Presentation on theme: "Sarah Cotterill, Peter John, Liz Richardson Institute for Political and Economic Governance www.civicbehaviour.org.uk Presentation to Randomised Controlled."— Presentation transcript:
Sarah Cotterill, Peter John, Liz Richardson Institute for Political and Economic Governance Presentation to Randomised Controlled Trials in the Social Sciences: Evaluating Policy Interventions, York 2009 Pledge campaigns to encourage charitable giving: a randomised controlled trial
Overview Literature Review Research design Pilot study Next steps
Policy context Climate Change Pledge Schemes Pledgebank.com / We Are What We Do. Local Pledges CLG Community Contracts & Pledgebanks
Pledgebanks Desk Review Cotterill & Richardson (2009) Pledgebanks Desk Review Measuring success of pledge campaigns : –Publicise an issue - increase awareness; –Success in attracting pledges (petition); –Collecting data on individuals; –Change behaviour Defra, 2008
Pledges and behaviour change Commitment to a type of behaviour can lead people to identify as someone who behaves in that way – and lead to change (Bator and Cialdini 2000) Community Based Social Marketing –Commitments work best if: written down, public, groups, voluntary. –Combine with other marketing approaches (McKenzie-Mohr and Smith, 1999) Foot-in-the-Door techniques
Pledges and behaviour change 2 Observational studies suggest: Asking people to pledge can raise recycling rates - but may just be the personal contact (Reams & Ray 1993; Thomas 2006) Pledging can promote seatbelts (Geller, 1989) and cycle helmets (Ludwig 2005) as part of a promotional campaign. People more likely to stick to a non-smoking pledge if they were already thinking about it (Hallaq et al, 1976) Pledging can encourage voter registration and voter turnout (Greenwald et al 1987 – small experiment)
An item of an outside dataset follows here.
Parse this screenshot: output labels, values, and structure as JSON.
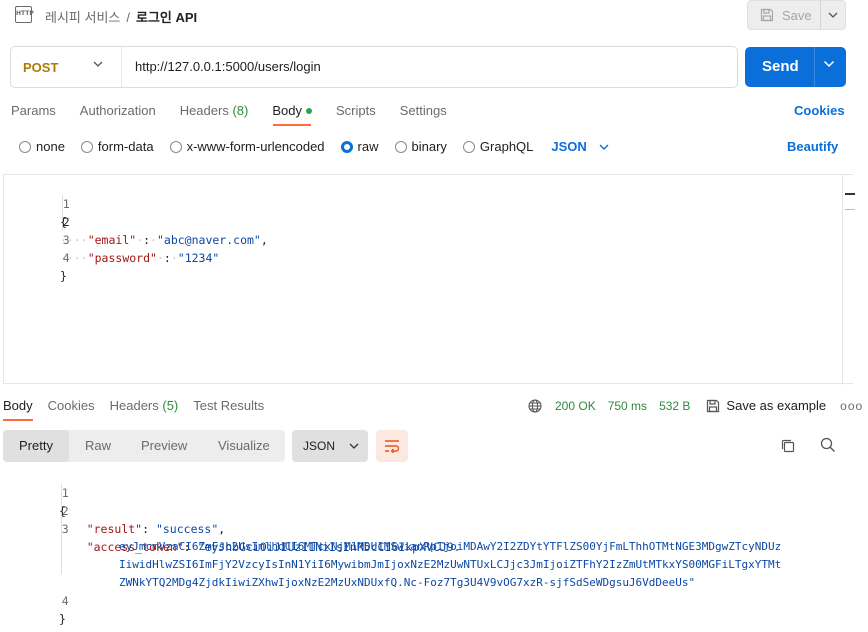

Research Design Can a pledge scheme encourage people to adopt civic behaviour? Research Questions: Are those who are asked to make a pledge more likely to later carry out the activity, compared to people who were not asked to pledge? Does making it public encourage people to pledge and carry out the activity?
Outcome measure Needs a civic behaviour that is observable, measurable, available across a large popn; Charitable donation: books Community Heart Children’s books and used mobile phones Measurement issues –Drop-off points; postage –Contamination: provide book/phone bags –Who is the book/phone from - unique identifiers
Population Residents in Woodhouse Park, Manchester Postcode list & PO Address Finder - exclude airport & businesses. Sampling unit = Households Approx 4772 households (2001 census) –53% social housing (1950s council estate); 39% owned. –79% house/bungalow; 21% flats 9 th (of 32) most deprived ward in Manchester (2007 IMD)
Randomisation Control Group – invited to donate a children’s book or phone Pledge Group – asked to pledge that they will donate a children’s book or phone Pledge plus Publicity Group - asked to pledge that they will donate a children’s book or phone AND told the list of pledgers/donors will be published
POPULATION CONTROL GRP Letter – advertises opportunity to donate book/phone CONTROL Send reminder with enclosed return envelope. Receive books Send thank you and summary info. Check publicity PLEDGE GROUP Same letter plus: “Please return the enclosed pledgecard “ NON-PLEDGERS Same as control Receive books Send thank you and summary info Check publicity PLEDGERS Return completed pledgecard to them Receive books Send thank you and summary info Check publicity PLEDGE & PUBLICITY Same as pledge grp + told list will be posted NON-PLEDGERS Same as control Receive books Send thank you and summary info. Publicise involvement PLEDGERS Return completed pledgecard and remind about publicity Receive books Send thank you and summary info. Publicise involvement
Sample sizes Need to know … –What proportion of control group will donate? –Difference between control and treatment response? –Institute of Fundraising, marketing companies We could guess … … Need to pilot
Pilot Study September 2009 Purpose: –Check viability of larger experiment; –estimate group sizes; –test out letters, pledgecards, drop-off arrangements. 163 households in Woodhouse Park Random allocation to 3 groups: –Control Group – asked to donate book/phone –Pledge Group – asked to pledge a donation –Pledge Group – postage paid Drop off at library, community centre or post.
Analysis Outcome = % returning a book/phone Treatment = being asked to pledge. So assume Intention to Treat analysis? Analysis at household level Simple comparison between 3 groups –Control, pledge, pledge + publicity
Next Steps Depending on outcome of pilot …. Larger experiment November 2009